• [Work order]
Copy all lines containing the string "value" from the records below.

[Data extracted from a collection]
=== Section Start ===
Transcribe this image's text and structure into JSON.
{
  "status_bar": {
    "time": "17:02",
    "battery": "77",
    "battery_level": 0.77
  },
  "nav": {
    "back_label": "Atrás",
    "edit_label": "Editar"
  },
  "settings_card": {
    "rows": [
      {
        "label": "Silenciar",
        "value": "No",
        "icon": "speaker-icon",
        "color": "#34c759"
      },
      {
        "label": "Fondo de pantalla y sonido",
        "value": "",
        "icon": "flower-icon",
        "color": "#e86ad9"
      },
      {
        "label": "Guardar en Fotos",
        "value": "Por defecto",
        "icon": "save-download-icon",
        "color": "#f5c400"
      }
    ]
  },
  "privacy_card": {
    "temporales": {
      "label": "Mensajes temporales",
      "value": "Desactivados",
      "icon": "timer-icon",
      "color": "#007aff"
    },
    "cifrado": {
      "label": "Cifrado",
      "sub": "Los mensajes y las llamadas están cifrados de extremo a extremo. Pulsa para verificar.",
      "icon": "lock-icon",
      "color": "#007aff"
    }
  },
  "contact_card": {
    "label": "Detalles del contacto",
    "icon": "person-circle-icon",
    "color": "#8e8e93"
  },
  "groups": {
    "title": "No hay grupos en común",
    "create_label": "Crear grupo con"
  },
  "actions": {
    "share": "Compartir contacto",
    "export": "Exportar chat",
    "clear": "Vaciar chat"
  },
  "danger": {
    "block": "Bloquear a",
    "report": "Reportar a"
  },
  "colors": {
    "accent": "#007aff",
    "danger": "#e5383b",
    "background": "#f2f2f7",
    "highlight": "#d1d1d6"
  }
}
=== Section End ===
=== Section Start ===
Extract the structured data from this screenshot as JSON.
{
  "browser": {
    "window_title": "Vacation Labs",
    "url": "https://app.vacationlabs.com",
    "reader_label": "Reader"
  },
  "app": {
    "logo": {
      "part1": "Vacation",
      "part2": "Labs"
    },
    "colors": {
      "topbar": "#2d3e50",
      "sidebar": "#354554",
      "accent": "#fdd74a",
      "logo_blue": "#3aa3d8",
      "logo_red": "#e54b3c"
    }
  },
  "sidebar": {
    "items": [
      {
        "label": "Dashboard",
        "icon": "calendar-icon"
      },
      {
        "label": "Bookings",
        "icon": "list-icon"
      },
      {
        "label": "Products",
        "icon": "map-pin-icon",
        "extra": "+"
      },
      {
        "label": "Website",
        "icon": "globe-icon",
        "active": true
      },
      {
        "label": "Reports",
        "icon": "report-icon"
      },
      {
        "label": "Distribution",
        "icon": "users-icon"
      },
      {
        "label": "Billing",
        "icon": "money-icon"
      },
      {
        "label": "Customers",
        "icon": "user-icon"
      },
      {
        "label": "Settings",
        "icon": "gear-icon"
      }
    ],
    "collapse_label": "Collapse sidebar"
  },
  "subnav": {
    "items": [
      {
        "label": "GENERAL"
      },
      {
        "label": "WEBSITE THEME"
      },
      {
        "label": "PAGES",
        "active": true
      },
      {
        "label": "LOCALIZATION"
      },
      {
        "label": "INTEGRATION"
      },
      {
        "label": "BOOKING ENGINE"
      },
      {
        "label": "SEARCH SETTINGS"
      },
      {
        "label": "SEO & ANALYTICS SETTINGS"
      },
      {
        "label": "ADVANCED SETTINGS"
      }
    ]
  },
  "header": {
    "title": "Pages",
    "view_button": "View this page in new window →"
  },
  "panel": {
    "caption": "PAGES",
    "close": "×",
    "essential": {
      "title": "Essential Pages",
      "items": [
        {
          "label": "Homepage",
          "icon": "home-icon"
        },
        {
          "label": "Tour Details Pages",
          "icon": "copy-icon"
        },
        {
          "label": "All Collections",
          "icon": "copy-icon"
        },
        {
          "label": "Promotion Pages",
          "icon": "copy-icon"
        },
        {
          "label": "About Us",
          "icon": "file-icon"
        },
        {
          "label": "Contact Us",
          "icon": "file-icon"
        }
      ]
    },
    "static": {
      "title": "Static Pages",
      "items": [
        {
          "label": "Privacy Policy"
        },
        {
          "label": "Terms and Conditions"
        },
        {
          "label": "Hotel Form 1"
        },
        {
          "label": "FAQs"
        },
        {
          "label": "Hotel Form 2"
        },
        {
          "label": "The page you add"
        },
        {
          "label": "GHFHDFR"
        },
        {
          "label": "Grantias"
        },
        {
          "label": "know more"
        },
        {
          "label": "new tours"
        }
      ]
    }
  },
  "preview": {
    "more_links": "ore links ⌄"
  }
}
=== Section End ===
• [Your solution]
        "value": "No",
        "value": "",
        "value": "Por defecto",
      "value": "Desactivados",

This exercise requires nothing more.